EXERCISE PROMPT: Report all lines of the data below that hold the word "тематическое".

==== EXTRACTED MATERIAL

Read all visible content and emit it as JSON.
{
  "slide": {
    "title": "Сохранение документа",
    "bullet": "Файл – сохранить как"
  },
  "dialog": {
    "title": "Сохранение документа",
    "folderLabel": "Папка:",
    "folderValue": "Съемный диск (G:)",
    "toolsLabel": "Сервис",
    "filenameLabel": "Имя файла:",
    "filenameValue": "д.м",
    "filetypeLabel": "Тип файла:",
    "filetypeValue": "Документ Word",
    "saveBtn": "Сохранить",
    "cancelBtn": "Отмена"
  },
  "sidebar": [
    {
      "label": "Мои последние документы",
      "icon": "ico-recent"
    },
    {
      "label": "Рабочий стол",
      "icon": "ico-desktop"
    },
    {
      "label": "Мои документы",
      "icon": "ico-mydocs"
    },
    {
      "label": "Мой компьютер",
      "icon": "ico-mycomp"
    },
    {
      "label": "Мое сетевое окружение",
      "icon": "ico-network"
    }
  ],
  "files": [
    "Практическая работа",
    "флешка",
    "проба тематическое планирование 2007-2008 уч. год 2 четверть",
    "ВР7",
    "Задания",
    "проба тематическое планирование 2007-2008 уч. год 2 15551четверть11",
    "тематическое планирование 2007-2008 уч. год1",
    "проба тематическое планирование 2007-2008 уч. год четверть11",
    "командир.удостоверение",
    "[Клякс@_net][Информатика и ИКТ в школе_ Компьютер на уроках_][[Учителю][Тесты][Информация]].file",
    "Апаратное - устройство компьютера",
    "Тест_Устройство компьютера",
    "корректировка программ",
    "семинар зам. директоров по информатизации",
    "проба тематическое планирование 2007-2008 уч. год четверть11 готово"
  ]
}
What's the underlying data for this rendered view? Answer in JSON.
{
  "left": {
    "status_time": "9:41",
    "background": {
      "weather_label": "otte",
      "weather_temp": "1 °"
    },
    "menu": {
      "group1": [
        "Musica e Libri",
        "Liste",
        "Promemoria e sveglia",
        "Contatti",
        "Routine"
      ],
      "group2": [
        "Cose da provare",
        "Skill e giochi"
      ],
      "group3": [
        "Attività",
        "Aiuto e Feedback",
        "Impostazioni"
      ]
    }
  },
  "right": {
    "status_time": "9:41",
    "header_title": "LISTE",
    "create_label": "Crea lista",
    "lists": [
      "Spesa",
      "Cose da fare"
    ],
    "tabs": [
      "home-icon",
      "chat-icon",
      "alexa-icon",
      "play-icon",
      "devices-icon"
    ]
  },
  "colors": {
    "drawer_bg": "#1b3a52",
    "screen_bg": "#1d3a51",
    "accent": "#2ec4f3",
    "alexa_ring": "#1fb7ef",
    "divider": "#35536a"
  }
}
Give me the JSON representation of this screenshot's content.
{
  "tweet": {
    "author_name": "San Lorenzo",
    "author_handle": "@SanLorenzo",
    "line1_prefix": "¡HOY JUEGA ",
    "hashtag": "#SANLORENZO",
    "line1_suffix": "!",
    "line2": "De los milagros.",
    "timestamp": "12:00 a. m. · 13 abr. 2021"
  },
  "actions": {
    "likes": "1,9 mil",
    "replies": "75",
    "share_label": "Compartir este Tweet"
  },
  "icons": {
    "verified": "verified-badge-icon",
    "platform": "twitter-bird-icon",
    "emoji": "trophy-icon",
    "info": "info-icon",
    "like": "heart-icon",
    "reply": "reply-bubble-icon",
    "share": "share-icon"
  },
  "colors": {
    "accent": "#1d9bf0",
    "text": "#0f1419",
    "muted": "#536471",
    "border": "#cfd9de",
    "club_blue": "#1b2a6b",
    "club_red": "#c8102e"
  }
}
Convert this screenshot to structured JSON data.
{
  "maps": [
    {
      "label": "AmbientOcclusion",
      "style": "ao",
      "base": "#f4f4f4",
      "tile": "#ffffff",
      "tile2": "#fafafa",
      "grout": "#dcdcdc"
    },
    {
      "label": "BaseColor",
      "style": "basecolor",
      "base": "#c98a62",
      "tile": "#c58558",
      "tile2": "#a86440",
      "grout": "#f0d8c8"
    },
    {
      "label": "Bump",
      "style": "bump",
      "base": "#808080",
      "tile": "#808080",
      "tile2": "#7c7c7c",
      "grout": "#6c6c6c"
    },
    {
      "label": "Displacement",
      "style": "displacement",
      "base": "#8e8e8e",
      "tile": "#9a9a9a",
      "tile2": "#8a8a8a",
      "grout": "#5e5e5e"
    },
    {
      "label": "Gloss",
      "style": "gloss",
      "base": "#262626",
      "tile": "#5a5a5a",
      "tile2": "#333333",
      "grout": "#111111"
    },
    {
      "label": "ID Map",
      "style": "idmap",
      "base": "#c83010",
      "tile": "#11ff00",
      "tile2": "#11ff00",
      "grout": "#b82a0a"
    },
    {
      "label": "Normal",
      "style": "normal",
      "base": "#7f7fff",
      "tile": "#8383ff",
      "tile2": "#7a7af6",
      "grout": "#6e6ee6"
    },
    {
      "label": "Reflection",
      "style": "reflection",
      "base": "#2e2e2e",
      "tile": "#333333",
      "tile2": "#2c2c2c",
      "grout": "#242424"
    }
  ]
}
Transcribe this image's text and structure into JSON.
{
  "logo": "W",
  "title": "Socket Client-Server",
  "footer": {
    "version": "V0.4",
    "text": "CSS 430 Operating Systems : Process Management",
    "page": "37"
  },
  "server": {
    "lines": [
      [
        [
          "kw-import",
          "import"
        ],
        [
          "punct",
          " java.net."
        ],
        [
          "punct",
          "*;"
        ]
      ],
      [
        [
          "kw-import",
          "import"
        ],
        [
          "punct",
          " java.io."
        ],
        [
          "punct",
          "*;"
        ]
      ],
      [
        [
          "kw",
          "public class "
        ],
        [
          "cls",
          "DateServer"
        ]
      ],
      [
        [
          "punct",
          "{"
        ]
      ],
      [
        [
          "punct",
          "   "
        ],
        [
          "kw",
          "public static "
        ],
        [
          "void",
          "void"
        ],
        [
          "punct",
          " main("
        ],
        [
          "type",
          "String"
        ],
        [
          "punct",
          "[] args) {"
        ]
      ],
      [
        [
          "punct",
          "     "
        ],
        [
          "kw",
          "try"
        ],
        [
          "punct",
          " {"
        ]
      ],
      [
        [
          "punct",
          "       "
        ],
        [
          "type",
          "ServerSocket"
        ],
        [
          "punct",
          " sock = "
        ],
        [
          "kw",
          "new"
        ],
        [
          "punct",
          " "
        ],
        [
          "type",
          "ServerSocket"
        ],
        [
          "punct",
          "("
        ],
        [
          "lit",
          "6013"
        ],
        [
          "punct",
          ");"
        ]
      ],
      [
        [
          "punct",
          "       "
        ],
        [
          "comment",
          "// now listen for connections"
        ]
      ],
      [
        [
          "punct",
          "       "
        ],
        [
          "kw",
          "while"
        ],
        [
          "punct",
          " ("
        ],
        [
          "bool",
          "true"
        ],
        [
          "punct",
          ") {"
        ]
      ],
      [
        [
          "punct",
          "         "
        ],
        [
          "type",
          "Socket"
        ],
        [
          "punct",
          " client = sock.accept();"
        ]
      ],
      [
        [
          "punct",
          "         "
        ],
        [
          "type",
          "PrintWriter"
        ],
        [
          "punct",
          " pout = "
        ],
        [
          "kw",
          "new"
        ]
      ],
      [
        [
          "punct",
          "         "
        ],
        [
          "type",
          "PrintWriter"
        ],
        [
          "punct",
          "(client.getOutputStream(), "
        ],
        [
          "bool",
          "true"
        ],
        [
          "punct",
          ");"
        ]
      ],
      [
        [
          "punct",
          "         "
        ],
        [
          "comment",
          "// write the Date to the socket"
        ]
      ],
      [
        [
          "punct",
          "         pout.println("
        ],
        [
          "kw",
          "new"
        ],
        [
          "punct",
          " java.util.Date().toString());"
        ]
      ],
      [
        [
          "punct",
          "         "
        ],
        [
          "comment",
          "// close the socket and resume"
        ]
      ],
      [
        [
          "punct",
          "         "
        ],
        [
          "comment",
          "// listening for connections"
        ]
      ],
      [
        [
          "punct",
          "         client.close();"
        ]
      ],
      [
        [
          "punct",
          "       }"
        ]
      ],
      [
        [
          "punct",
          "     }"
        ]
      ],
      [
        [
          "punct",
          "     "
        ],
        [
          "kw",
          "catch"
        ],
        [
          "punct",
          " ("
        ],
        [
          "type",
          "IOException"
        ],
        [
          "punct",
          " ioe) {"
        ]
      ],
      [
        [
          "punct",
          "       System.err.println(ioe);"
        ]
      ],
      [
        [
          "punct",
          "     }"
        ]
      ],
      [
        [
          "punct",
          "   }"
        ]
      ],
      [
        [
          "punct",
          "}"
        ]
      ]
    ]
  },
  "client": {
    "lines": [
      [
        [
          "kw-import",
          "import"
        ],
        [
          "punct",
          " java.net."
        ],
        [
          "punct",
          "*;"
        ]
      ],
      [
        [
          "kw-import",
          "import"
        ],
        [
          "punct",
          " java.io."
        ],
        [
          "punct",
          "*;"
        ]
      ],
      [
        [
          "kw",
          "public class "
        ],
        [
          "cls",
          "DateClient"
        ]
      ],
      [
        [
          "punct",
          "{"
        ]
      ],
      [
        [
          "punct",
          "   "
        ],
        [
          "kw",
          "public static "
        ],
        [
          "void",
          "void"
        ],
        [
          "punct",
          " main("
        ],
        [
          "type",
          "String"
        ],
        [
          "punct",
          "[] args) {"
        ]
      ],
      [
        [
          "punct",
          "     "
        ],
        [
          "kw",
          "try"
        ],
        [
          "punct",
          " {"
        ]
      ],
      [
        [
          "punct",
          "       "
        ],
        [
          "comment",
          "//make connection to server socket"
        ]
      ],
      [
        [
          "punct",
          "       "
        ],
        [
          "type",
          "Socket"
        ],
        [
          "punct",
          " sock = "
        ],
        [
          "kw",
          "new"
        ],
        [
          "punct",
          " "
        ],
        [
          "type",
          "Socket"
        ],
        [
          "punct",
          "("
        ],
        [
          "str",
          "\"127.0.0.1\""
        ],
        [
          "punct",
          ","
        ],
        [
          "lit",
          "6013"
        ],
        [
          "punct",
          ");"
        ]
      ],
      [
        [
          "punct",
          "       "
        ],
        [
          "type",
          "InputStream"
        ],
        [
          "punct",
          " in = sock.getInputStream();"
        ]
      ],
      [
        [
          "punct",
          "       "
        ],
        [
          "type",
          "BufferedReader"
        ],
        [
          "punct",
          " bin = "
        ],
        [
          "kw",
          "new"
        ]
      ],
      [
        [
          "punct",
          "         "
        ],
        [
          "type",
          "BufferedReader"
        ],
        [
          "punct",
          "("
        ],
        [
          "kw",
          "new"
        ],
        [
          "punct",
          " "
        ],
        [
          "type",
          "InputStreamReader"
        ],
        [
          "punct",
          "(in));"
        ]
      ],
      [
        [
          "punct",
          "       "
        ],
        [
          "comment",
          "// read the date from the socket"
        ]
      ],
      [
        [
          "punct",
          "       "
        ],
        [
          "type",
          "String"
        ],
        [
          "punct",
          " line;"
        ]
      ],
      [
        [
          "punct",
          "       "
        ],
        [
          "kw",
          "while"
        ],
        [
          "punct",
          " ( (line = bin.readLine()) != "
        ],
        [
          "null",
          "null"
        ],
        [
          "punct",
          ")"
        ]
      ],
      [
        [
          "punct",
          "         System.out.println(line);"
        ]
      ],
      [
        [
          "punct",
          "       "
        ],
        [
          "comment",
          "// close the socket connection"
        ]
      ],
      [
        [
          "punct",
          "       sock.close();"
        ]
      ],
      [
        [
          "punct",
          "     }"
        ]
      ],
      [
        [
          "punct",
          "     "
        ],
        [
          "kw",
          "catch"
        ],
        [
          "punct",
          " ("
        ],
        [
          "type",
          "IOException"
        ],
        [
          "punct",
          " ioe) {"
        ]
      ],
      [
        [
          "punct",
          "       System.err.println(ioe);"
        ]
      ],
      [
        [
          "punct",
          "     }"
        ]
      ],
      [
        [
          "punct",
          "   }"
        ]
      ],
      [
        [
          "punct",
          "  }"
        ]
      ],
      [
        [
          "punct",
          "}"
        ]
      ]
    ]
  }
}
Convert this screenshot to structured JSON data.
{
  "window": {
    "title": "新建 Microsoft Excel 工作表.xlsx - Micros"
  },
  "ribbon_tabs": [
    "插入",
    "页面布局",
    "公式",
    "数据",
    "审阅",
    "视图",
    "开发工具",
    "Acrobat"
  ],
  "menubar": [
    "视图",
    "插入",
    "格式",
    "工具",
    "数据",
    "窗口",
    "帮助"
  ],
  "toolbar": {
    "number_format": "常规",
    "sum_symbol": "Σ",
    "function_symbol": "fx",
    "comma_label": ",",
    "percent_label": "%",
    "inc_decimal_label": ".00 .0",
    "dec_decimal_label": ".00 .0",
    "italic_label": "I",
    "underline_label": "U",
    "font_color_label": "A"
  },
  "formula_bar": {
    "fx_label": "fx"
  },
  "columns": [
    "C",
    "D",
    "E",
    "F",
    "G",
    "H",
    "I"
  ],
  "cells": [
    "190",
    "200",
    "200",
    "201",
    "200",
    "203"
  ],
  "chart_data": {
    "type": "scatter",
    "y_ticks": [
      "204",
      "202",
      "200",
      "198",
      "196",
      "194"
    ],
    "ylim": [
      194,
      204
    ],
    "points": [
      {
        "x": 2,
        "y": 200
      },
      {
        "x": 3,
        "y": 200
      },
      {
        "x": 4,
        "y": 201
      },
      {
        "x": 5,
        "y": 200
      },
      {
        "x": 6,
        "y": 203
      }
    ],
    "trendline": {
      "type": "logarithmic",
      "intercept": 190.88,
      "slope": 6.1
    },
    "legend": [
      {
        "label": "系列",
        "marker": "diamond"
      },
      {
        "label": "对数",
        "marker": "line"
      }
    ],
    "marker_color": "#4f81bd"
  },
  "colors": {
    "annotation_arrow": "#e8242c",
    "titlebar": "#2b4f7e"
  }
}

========

OUTPUT FOR THIS TASK:
    "проба тематическое планирование 2007-2008 уч. год 2 четверть",
    "проба тематическое планирование 2007-2008 уч. год 2 15551четверть11",
    "тематическое планирование 2007-2008 уч. год1",
    "проба тематическое планирование 2007-2008 уч. год четверть11",
    "проба тематическое планирование 2007-2008 уч. год четверть11 готово"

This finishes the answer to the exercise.